• **WHAT TO DO**
Filter the data for lines with the word "голову" and copy those lines.

Dataset rows describing interfaces
┄┄┄┄┄┄

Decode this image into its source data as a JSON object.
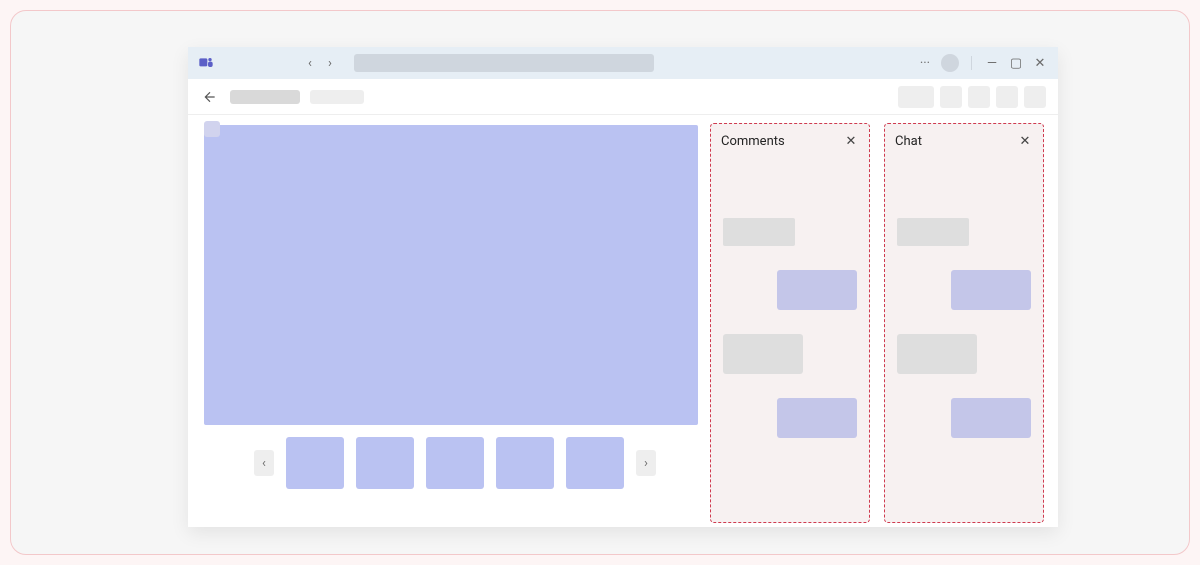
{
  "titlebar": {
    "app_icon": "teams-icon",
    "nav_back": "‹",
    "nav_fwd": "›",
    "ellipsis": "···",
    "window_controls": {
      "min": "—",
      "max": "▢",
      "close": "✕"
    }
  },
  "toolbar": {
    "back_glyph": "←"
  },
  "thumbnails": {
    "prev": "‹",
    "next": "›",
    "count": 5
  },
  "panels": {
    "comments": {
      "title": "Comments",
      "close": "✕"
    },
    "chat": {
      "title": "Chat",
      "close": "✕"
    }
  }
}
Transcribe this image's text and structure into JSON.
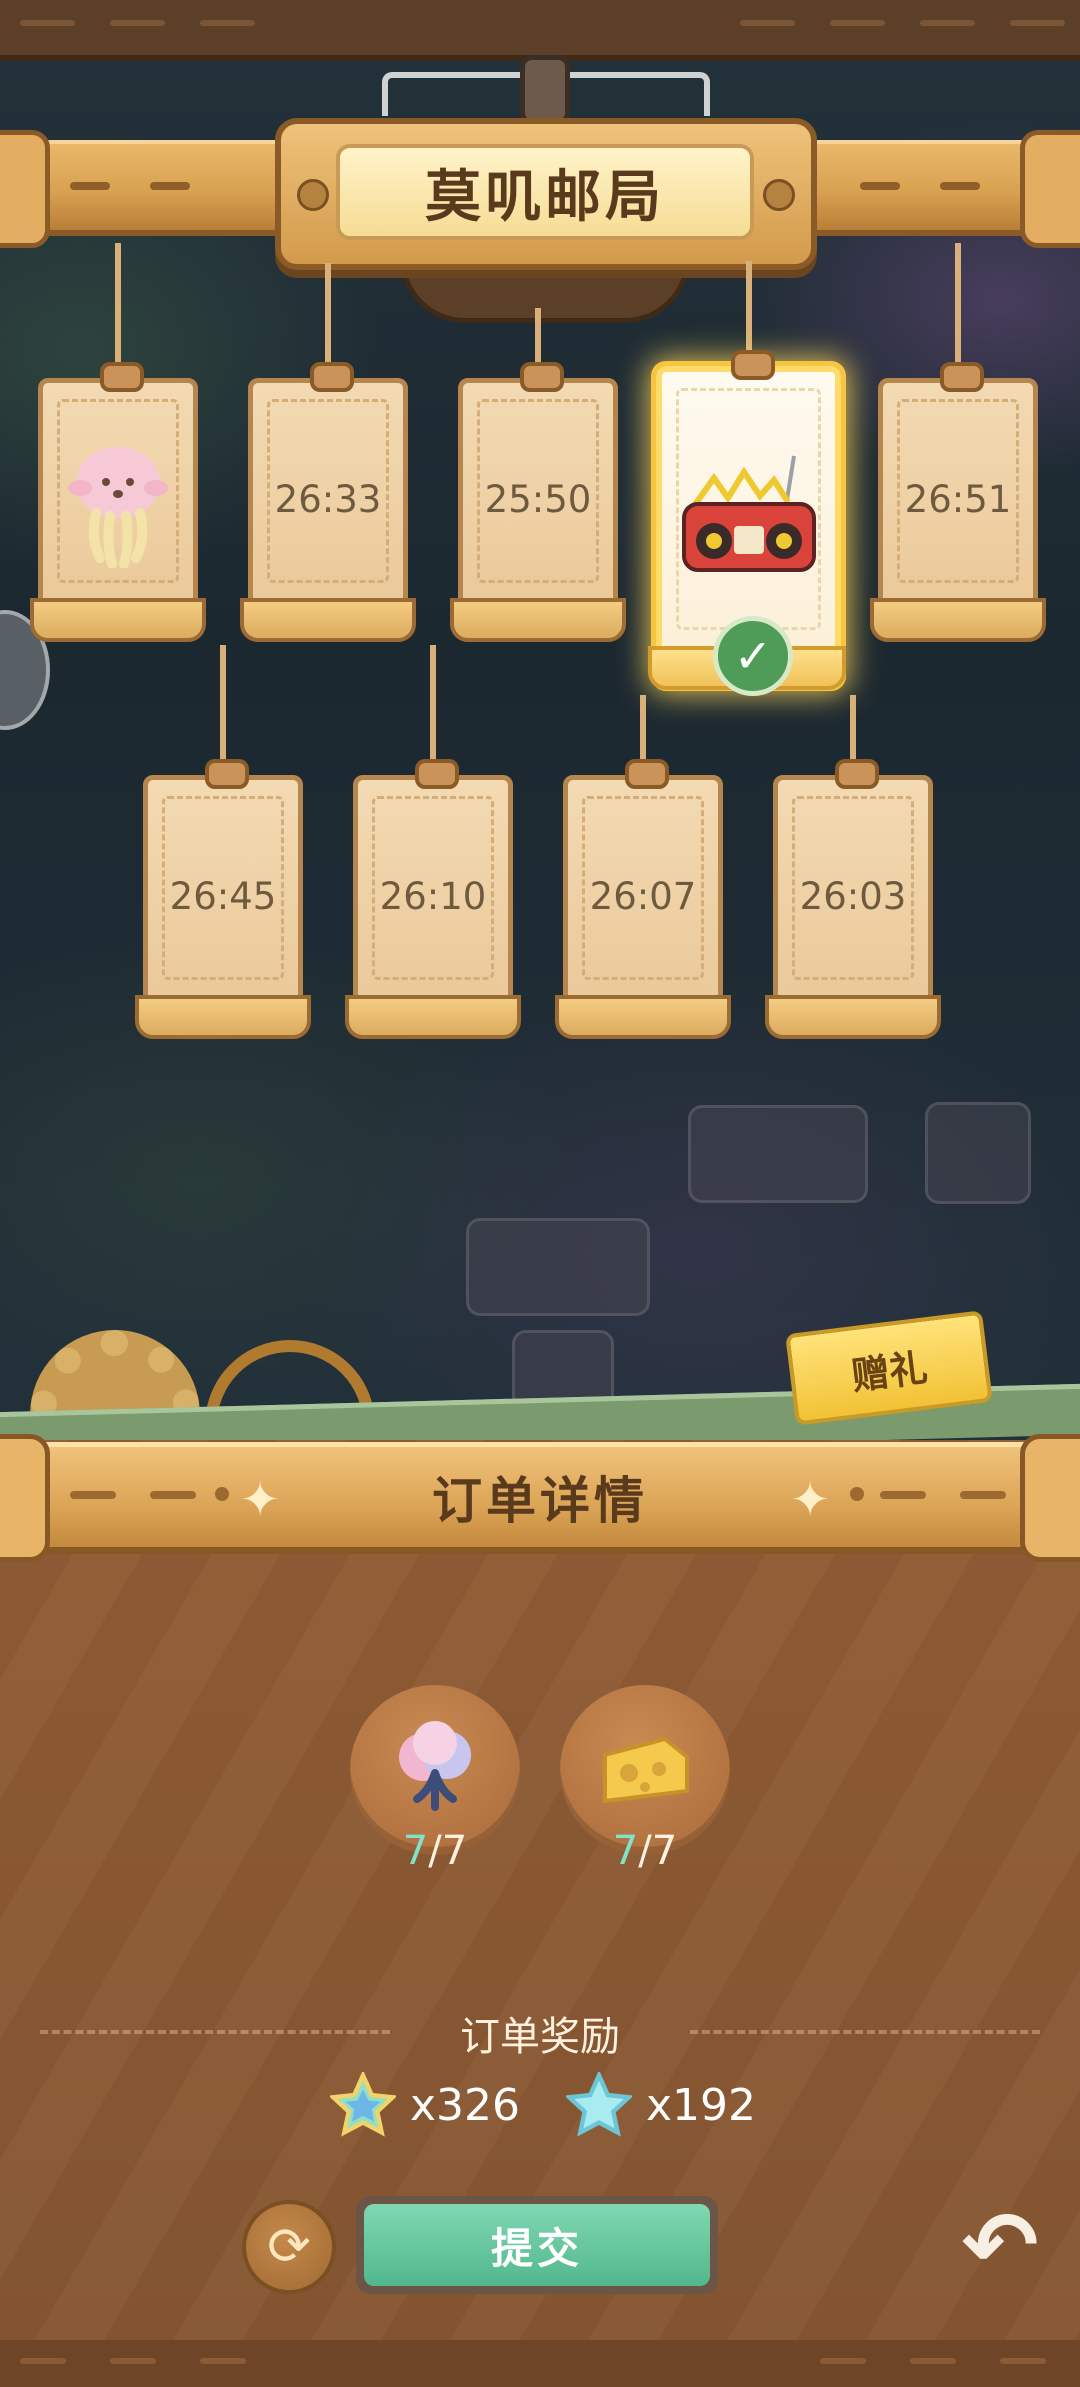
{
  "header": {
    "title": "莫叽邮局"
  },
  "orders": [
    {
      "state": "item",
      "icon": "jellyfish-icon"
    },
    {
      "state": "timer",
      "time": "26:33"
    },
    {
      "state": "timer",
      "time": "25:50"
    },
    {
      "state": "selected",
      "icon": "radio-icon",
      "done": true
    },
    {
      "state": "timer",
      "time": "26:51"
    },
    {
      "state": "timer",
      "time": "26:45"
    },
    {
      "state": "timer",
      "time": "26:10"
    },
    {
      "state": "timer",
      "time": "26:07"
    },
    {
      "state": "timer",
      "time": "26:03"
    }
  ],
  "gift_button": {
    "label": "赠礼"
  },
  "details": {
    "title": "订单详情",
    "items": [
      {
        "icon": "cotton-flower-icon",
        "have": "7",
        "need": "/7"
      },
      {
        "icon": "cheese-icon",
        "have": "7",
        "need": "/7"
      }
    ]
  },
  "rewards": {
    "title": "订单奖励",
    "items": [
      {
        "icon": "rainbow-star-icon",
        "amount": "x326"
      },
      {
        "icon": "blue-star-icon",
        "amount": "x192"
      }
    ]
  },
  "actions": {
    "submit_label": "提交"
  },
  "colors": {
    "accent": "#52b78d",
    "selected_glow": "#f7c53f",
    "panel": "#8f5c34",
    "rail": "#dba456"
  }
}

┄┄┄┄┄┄

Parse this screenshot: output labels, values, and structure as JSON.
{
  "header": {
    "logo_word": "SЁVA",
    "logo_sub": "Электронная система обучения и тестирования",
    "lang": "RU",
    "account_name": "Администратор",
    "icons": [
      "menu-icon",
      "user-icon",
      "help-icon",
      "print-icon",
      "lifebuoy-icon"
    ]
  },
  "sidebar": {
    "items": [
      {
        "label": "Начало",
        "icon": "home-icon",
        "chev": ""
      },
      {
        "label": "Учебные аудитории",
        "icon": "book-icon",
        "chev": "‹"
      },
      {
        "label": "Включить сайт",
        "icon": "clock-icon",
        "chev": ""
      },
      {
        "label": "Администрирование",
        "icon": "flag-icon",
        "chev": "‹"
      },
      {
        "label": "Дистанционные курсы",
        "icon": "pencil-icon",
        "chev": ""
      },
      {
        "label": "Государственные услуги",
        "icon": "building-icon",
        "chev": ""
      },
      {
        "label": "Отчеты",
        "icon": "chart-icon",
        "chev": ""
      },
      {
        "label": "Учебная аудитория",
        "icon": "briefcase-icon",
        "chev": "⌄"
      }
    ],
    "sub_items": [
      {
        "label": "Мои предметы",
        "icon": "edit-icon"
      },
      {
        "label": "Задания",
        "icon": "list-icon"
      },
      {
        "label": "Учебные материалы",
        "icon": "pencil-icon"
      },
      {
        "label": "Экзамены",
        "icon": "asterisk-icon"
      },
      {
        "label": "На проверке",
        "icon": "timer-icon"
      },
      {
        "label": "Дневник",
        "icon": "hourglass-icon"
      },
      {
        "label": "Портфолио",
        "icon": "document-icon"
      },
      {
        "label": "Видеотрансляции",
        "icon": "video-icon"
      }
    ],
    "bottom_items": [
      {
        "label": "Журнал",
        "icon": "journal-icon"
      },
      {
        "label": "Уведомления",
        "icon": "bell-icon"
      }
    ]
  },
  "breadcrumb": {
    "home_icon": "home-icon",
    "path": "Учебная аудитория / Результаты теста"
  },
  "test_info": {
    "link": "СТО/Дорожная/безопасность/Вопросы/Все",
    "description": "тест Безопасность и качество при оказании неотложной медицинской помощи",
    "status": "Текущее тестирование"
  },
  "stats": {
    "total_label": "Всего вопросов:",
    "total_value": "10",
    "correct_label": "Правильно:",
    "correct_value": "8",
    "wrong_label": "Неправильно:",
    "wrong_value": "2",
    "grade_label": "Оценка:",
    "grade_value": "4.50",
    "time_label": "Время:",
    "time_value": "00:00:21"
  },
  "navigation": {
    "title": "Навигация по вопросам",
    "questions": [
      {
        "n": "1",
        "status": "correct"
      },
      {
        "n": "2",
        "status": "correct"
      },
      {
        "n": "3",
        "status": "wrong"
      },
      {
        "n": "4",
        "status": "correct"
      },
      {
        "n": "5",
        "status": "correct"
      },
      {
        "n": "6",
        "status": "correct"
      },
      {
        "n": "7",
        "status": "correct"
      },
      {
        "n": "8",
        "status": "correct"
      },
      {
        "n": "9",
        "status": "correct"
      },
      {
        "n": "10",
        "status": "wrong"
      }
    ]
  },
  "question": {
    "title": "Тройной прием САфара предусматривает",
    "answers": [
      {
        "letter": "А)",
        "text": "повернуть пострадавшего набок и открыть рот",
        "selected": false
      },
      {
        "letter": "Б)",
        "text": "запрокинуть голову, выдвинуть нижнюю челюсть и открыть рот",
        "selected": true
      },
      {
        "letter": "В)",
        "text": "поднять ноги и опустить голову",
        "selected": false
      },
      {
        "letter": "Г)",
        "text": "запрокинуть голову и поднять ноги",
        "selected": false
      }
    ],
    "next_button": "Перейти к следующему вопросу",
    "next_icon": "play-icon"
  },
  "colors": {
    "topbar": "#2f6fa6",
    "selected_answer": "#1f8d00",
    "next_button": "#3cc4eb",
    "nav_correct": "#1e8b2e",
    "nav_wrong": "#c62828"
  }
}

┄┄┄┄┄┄

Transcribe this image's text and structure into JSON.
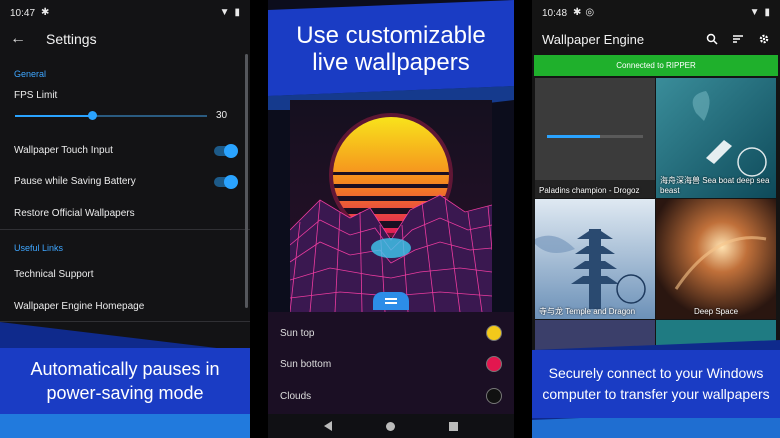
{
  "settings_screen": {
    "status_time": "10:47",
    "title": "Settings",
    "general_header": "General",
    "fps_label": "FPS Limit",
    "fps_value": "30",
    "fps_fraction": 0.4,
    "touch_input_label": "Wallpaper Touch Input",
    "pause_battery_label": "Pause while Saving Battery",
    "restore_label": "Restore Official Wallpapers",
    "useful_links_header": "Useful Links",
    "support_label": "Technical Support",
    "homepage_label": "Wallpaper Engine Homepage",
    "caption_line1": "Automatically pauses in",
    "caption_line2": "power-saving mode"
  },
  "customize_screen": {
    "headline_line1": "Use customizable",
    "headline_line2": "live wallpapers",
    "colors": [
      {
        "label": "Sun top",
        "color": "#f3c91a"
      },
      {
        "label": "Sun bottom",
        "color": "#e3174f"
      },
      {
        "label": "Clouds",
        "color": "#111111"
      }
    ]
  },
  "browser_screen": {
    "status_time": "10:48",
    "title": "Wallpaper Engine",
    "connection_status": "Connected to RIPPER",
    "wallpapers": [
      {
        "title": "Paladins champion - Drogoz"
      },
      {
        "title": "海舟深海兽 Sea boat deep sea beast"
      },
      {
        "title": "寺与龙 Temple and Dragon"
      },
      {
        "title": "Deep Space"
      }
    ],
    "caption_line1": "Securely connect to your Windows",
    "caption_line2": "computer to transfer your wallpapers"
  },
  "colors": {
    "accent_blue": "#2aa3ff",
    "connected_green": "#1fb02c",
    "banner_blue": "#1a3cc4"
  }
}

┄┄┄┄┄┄

• **THE ANSWER**
        "text": "запрокинуть голову, выдвинуть нижнюю челюсть и открыть рот",
        "text": "поднять ноги и опустить голову",
        "text": "запрокинуть голову и поднять ноги",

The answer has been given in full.